Ever step onstage and suddenly forget what you’re supposed to do? Whether you are memorizing your own solo choreography or performing in a company, these tips will increase your choreography recall, and ensure that you’re always prepared to perform your best.
Practice the choreography without music or with different music
Count through the whole choreography without the music. While you want to move with and cue off the music, you can increase your recall of each movement sequence by forcing yourself to memorize the movements on their own. I have performed to music that has been distorted, played too slow, too fast, or only through one channel. In those moments, I am grateful that I can count out the piece. Practicing the choreography to different music is also very challenging, and it’s helpful to think of the choreography even with different sounds.
Rehearse in your mind
Studies of the brain have shown that imagining something activates the same areas of the brain as actually doing it. Practicing the choreography in your mind can allow you to think of not just what you’re doing, but how you’re doing it. Imagine doing it perfectly – stretching a little farther, holding the balance a little longer – and your body will be better able to do it in reality.
Another technique is to play your music and listen passively, while you drive or do the dishes, for example. As you learn the choreography, your brain will picture it automatically as you listen. You don’t have to focus, just let your mind process in the background. Memorize the music by heart, and you’ll never miss a beat.
Sometimes a cord gets bumped, a CD skips, or the sound guy will forget to turn the music up after pushing play. Fast forward the song to a random spot and see how quickly you can pick up where you are. This is an excellent technique because it trains your brain to remember the point of the choreography based on the music. Use a program like Amazing Slow Downer to change the tempo or pitch of the music for some extra challenge, and to be ready for any musical mishaps.
Writing something down increases your recollection ability, and it also provides a reference for later. Even if you are provided with notes, taking your own will often be more helpful.
Video is the most amazing learning tool. You may watch yourself in the mirror but your brain can only process so much information at once. Watch a recording and you’ll notice many details you can improve. If you’re working in a group, record the choreographer and emulate his or her method. Rcord the whole group to help remember line changes and formations. And most of all, record yourself practing multiple times. You’ll see improvement, and you will subconsiously absorb the choreography even more as you watch.
Perfect Practice makes perfect
There are advantages to marking choreography (hitting major points without dancing full out). Your brain will make connections and you can work on memorizing the framework and transitions of the piece. But once you get more adept, you want to dominate your rehearsal time with Perfect Practice. Do everything as you would on stage.

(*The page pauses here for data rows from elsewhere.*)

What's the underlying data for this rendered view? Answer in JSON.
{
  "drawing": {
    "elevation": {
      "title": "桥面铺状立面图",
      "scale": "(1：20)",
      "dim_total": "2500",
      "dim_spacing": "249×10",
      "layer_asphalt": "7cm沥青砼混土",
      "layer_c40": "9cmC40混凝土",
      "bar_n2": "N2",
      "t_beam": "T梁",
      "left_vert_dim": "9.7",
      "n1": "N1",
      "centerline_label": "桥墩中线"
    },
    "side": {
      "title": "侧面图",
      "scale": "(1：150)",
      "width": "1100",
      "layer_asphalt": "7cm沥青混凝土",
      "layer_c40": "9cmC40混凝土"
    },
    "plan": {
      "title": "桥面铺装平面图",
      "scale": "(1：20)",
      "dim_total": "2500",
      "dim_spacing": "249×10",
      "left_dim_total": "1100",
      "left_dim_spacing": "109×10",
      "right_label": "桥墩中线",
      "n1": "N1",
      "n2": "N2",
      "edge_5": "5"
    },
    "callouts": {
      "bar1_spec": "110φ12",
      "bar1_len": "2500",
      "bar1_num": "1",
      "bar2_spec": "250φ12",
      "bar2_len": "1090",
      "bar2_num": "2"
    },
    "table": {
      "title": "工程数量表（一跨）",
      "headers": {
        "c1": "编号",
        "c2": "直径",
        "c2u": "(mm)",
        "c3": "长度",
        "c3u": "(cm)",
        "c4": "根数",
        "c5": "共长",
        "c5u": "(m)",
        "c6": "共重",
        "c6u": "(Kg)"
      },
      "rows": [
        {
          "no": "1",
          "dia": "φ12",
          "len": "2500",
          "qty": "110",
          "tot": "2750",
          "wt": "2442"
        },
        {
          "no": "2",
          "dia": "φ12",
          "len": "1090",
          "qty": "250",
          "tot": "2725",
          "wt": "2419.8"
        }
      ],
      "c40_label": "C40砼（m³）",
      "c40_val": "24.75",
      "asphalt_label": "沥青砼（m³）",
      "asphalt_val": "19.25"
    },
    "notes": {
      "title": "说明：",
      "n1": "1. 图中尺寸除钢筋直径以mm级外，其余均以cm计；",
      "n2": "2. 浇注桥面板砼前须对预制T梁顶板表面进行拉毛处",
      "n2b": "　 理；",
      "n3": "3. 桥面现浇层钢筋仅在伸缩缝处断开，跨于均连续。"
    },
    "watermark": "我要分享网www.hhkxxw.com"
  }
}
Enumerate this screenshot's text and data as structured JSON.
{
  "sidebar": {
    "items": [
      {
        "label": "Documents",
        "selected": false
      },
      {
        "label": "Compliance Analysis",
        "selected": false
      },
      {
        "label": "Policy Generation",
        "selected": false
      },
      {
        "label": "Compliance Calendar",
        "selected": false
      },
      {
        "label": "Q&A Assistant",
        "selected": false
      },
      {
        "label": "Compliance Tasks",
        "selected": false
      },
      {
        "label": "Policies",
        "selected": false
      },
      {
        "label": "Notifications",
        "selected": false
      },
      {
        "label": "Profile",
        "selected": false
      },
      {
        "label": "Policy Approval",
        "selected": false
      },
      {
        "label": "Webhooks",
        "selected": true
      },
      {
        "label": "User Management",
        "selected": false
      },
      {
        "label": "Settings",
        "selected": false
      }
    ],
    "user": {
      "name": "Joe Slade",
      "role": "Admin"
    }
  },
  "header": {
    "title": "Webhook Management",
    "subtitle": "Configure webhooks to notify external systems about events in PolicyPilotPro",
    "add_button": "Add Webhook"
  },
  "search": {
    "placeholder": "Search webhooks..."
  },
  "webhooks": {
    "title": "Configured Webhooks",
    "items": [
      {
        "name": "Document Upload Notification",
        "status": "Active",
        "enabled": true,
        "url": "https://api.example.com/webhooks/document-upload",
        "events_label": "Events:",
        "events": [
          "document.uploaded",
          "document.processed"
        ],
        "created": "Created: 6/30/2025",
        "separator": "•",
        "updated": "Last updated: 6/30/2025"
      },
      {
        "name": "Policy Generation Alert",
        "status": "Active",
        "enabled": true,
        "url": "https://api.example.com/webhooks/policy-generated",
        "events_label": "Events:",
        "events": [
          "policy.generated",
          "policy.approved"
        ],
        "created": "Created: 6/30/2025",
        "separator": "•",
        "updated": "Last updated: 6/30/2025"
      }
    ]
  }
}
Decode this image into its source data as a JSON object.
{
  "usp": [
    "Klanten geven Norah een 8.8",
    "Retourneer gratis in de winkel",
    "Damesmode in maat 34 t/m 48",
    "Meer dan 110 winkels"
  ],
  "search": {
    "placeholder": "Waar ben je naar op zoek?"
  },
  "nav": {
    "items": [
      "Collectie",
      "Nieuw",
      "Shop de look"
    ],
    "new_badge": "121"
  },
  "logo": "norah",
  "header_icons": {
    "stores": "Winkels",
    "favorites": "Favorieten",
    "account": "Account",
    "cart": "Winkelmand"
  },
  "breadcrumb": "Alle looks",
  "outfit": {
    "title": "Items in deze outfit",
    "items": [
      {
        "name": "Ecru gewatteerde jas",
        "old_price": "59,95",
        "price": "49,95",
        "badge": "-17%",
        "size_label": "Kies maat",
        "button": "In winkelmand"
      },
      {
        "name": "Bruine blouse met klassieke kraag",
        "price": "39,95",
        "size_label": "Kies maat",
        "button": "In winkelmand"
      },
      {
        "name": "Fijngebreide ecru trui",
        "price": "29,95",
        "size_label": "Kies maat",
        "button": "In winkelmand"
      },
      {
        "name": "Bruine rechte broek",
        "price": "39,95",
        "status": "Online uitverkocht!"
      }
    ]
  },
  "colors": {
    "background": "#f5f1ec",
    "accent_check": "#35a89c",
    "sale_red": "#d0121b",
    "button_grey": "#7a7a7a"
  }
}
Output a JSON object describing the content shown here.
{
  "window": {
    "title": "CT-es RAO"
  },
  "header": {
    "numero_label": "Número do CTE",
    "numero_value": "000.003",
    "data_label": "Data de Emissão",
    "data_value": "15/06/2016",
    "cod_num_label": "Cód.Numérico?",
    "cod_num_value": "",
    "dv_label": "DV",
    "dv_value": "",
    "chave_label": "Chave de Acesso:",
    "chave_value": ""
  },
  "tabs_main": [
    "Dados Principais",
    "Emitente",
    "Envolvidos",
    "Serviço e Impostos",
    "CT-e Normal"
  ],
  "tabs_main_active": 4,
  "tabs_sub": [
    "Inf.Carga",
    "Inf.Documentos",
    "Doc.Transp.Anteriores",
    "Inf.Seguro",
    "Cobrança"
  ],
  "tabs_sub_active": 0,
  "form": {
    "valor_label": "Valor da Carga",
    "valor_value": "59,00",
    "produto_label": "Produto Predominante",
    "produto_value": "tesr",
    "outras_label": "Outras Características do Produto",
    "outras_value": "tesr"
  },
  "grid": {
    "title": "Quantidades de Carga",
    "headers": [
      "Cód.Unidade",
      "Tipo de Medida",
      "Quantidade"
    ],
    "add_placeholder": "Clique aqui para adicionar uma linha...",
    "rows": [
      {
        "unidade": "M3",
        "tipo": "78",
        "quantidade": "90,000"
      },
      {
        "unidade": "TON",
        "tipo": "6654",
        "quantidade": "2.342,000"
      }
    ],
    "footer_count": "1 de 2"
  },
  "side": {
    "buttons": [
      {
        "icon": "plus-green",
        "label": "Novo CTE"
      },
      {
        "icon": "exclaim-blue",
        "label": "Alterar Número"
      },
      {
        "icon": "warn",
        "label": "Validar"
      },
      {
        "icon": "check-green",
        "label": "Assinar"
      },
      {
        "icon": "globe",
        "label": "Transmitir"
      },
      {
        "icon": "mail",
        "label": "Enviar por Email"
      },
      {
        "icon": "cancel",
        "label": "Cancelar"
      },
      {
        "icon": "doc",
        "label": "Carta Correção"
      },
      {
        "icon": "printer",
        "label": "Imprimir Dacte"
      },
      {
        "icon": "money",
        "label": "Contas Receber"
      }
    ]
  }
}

Smile, extend, make eye contact with imaginary people. Practicing in costume is also imperative, because it will change the way everything feels.
Don’t practice until you get it right . . . Practice until you can’t get it wrong.
The biggest key is to practice, practice, practice; until you hate your music, until the choreography bores you, until it feels frustratingly easy. You don’t just know it, you don’t have to think about it. When you are performing, you can’t think about your choreography. You have to think about poise, projection, expression, and all of the mishaps that can happen in a live performance. Try these techniques and let me know in the comments what works for you! How do you memorize chorography? What kinds of mishaps have occured during your performances, and how did you learn and adapt to deal with those situations in the future?